It might be possible for a minor failure in the head gasket to affect engine performance at start-up and cause it to idle roughly. Then, when you accelerate, the engine smooths out as you give it gas. Though this scenario will still cause the engine to run hot, and you’ll likely notice rapid changes in engine performance that you can’t ignore.  

Is It OK to Ride the Gas and brake?

If your car is starting and/or idling rough, you might be tempted to step on the brake and lightly feather the gas pedal to get it to smooth out by giving it gas. Though this maneuver is risky, the drive train’s power can overwhelm the brakes. So, you should only attempt to do it in a modern car if you are desperately afraid the engine will stall at the lights, and you need to get to a mechanic.

Rough Starts, No More

If you catch it early, many reasons a car starts out rough but smooths out when driving are easily fixable. If you’ve been a little lax with routine maintenance, it might just be that the fuel filter needs to be replaced and/or maybe the fuel injectors need a little cleaning.

Sometimes, a rough starting car without any major engine performance issues can be chalked up to a bad sensor. A problem with an upstream O2 sensor, a MAP, MAF, or ECTS can confuse the ECU, which causes the engine to start rough but smooth out when you give it gas. Replacing any of these sensors can usually cost $200 or less.
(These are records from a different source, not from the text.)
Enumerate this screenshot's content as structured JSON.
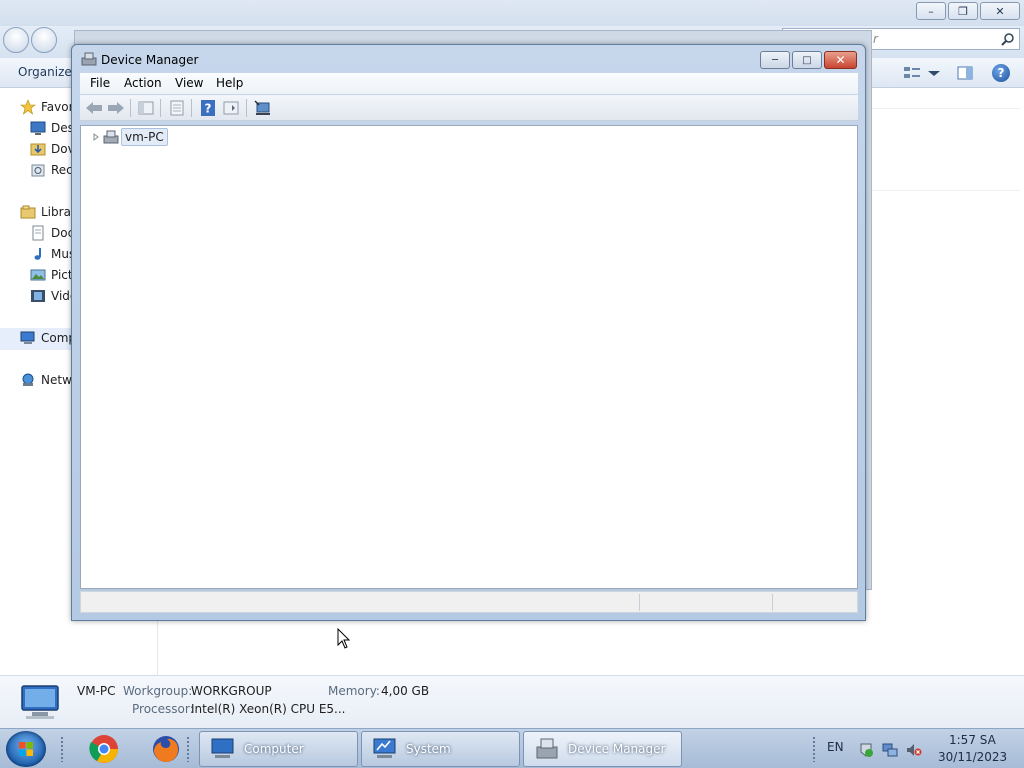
{
  "explorer": {
    "search_placeholder": "r",
    "organize_label": "Organize",
    "help_glyph": "?",
    "nav": {
      "favorites": "Favor",
      "desktop": "Des",
      "downloads": "Dov",
      "recent": "Rec",
      "libraries": "Librar",
      "documents": "Doc",
      "music": "Mus",
      "pictures": "Pict",
      "videos": "Vide",
      "computer": "Comp",
      "network": "Netwo"
    },
    "details": {
      "name": "VM-PC",
      "workgroup_label": "Workgroup:",
      "workgroup_value": "WORKGROUP",
      "memory_label": "Memory:",
      "memory_value": "4,00 GB",
      "processor_label": "Processor:",
      "processor_value": "Intel(R) Xeon(R) CPU E5..."
    }
  },
  "device_manager": {
    "title": "Device Manager",
    "menu": [
      "File",
      "Action",
      "View",
      "Help"
    ],
    "tree_root": "vm-PC"
  },
  "taskbar": {
    "tasks": [
      "Computer",
      "System",
      "Device Manager"
    ],
    "language": "EN",
    "time": "1:57 SA",
    "date": "30/11/2023"
  },
  "colors": {
    "accent": "#1e5fad",
    "close_red": "#c84530",
    "taskbar": "#a6bbd6"
  }
}
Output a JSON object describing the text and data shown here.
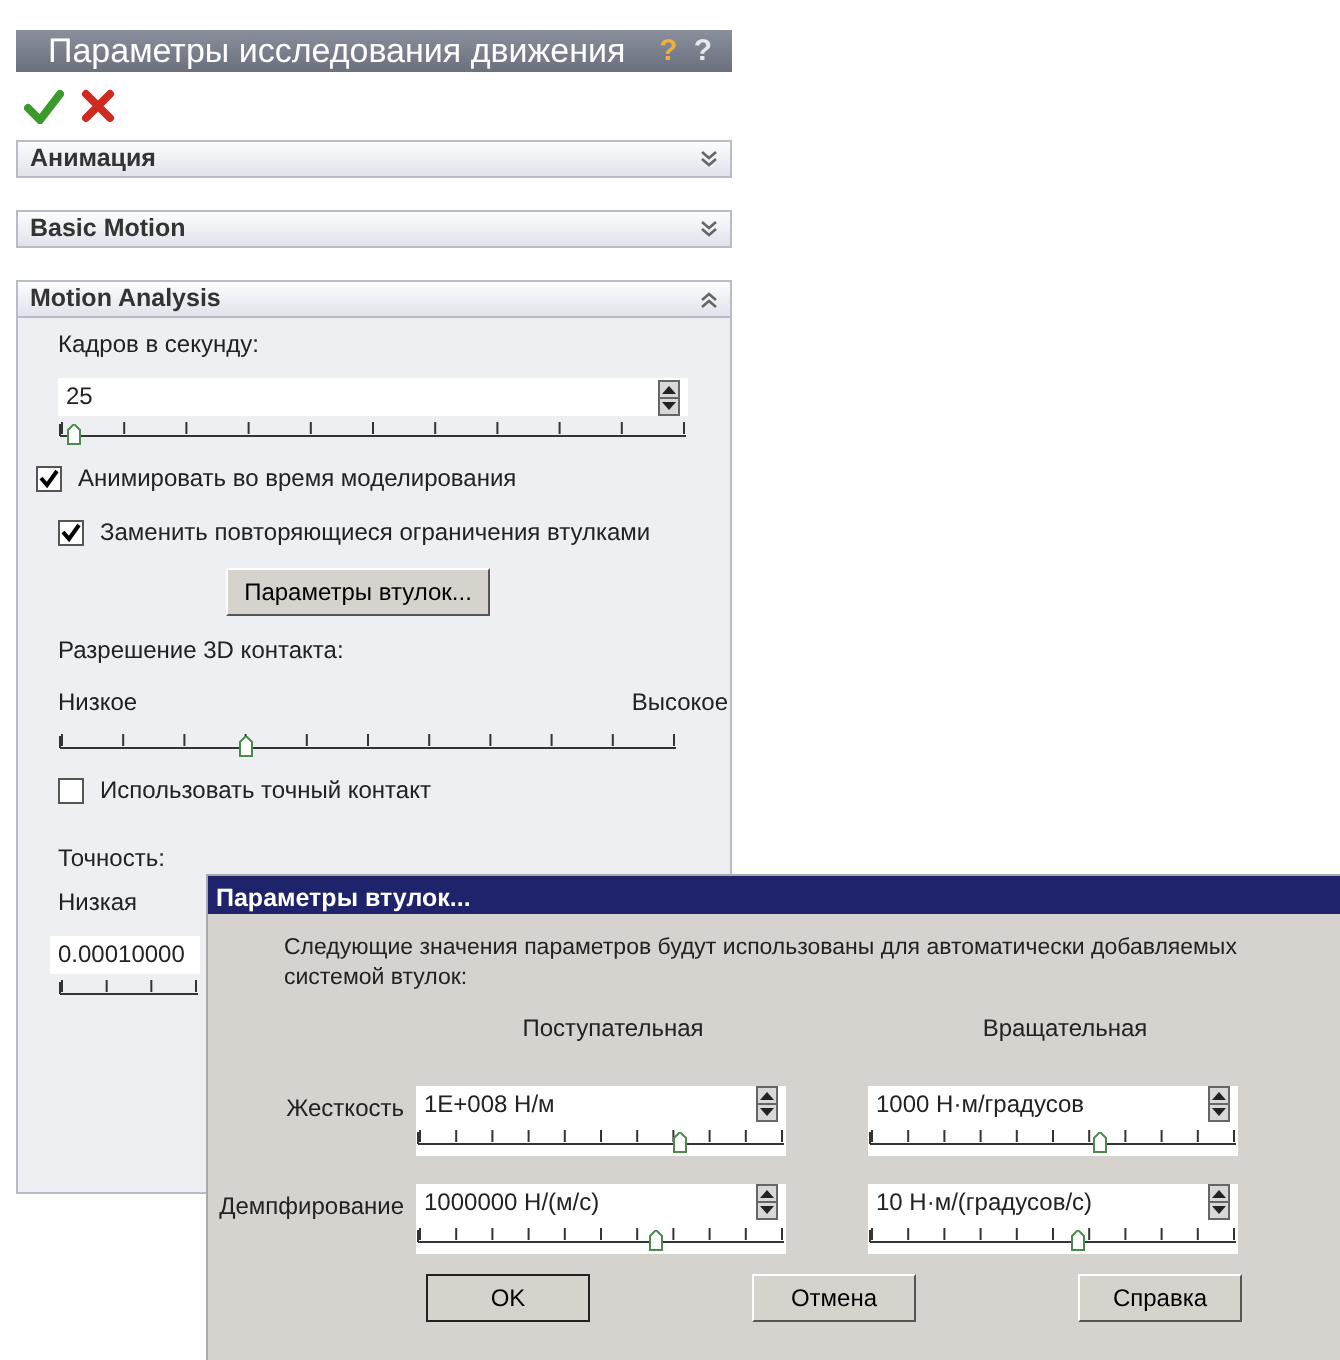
{
  "panel": {
    "title": "Параметры исследования движения",
    "help_icons": [
      "?",
      "?"
    ],
    "sections": [
      {
        "title": "Анимация",
        "expanded": false
      },
      {
        "title": "Basic Motion",
        "expanded": false
      },
      {
        "title": "Motion Analysis",
        "expanded": true
      }
    ],
    "frames": {
      "label": "Кадров в секунду:",
      "value": "25",
      "level": 0.02
    },
    "checks": [
      {
        "label": "Анимировать во время моделирования",
        "checked": true
      },
      {
        "label": "Заменить повторяющиеся ограничения втулками",
        "checked": true
      }
    ],
    "bushing_button": "Параметры втулок...",
    "contact": {
      "label": "Разрешение 3D контакта:",
      "low": "Низкое",
      "high": "Высокое",
      "level": 0.3
    },
    "precise_contact": {
      "label": "Использовать точный контакт",
      "checked": false
    },
    "accuracy": {
      "label": "Точность:",
      "low": "Низкая",
      "value": "0.00010000"
    }
  },
  "dialog": {
    "title": "Параметры втулок...",
    "description": "Следующие значения параметров будут использованы для автоматически добавляемых системой втулок:",
    "columns": [
      "Поступательная",
      "Вращательная"
    ],
    "rows": [
      {
        "label": "Жесткость",
        "cells": [
          {
            "value": "1E+008 Н/м",
            "level": 0.72
          },
          {
            "value": "1000 Н·м/градусов",
            "level": 0.63
          }
        ]
      },
      {
        "label": "Демпфирование",
        "cells": [
          {
            "value": "1000000 Н/(м/с)",
            "level": 0.65
          },
          {
            "value": "10 Н·м/(градусов/с)",
            "level": 0.57
          }
        ]
      }
    ],
    "buttons": [
      "OK",
      "Отмена",
      "Справка"
    ]
  }
}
Sometimes, a car that starts rough and smooths out once you step on the gas pedal is an early sign of a more serious problem. Especially if the rough idle turns into a stall at the lights. This could be a problem with a fuel pump, spark plugs, or bad ignition coils. These are more major repairs that can cost you well over $500 or more.

Jason Farrell

Written By

Jason Farrell

Jason Farrell is a certified master technician, the editor of Mechanic’s Diary in Pittsburgh, Pennsylvania. He is ASE (Automotive Service Excellence) certified and earned a Bachelor’s Degree in Automotive Technology from Pittsburg State University. With nearly 18 prior years of experience in the automotive field, he has extensive knowledge about Domestic, European, and other foreign makes and models of cars and light trucks. Jason’s experience working as a technician and service manager at dealerships, gave him the experience and know-how of most aspects of inspection, diagnosis, and repair from engine and drivability to electrical, HVAC, brakes, steering and suspension and everything in between.

Leave a Reply

Your email address will not be published. Required fields are marked *